Let the games begin. Here is an excerpt from a Huffington Post article written by Nancy Altman.
The argument, not for dealing with the long-term funding requirements of Social Security, but expanding it, will be in the forefront of the presidential political debate. It sounds so simple, we can expand (undefined) Social Security if only we tell the wealthiest to pay a little more, their fair share as defined by the political left.
The argument below is what is truly questionable. Of course we can afford to both fix and expand Social Security. All we have to do is raise the payroll tax on every worker in the US. In other words, tax their money from today’s spending for their future income security. We can spend as much of the GDP as we want on entitlements.
But what these supporters fail to mention is that in these other countries everyone pays higher taxes, much higher than in the US. They pay a 20-22% or so sales tax, they pay generally higher income taxes and they pay an array of fees and other taxes. And they also pay additional premiums for their government health benefits.
What you hear in America is not the truth, but rather that Americans can have it all if we simply get the top 1% to 6% of our citizens to be our benefactors.

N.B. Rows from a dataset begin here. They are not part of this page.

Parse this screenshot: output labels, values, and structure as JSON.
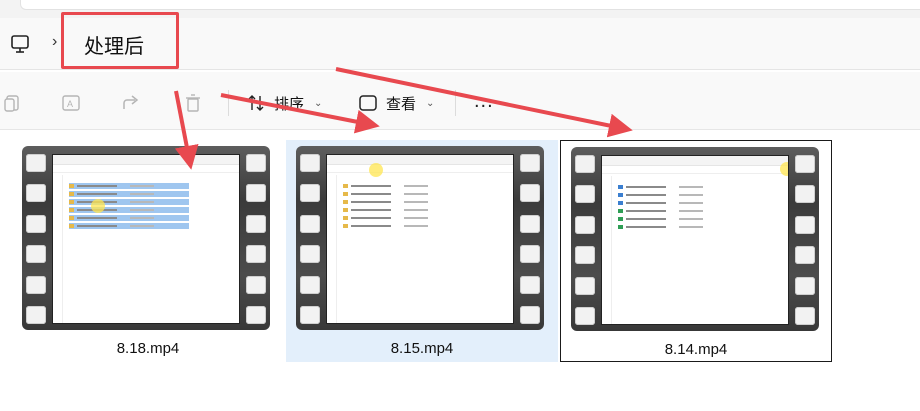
{
  "address": {
    "crumb": "处理后"
  },
  "toolbar": {
    "sort_label": "排序",
    "view_label": "查看",
    "more_label": "..."
  },
  "files": [
    {
      "name": "8.18.mp4"
    },
    {
      "name": "8.15.mp4"
    },
    {
      "name": "8.14.mp4"
    }
  ],
  "colors": {
    "annotation": "#e8494f",
    "selection": "#e3effb"
  },
  "icons": [
    "pc-icon",
    "chevron-right-icon",
    "copy-icon",
    "rename-icon",
    "share-icon",
    "delete-icon",
    "sort-icon",
    "view-icon",
    "chevron-down-icon",
    "more-icon",
    "video-thumbnail-icon"
  ]
}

The fact is that the average senior citizen is doing quite well. Many measures of senior income do not account for all their wealth or even all their income income. Social Security was never intended to fully fund retirement. Lowest income seniors with minimal Social Security benefits were almost certainly among the lowest income all their lives. We can’t solve a lifetime of income problems in the years after age 65.
Using the word “expand” creates great expectations, but have you ever heard what proponents mean by expanding benefits and for whom?
This demography-is-destiny claim is an old and tired smoke screen to claim, simplistically, that Social Security is unaffordable. But this claim of unaffordability is ridiculous. As the wealthiest nation in the world at the wealthiest moment of our history, there is no question that we can afford a greatly expanded Social Security. As the following chart shows, Social Security spends around half what many other industrialized countries spend, as a percentage of GDP, on their counterpart programs. Indeed, it is projected that, at the dawn of the 22nd century, Social Security will cost the nation only about six percent of GDP, considerably less than most other industrialized countries are spending on their counterpart Social Security programs today.
As our senior population is projected to grow from 12 percent to 20 percent, Social Security’s costs, as a percentage of GDP, remain basically a level, horizontal line.
Source: The Huffington Post
Categories: Social Security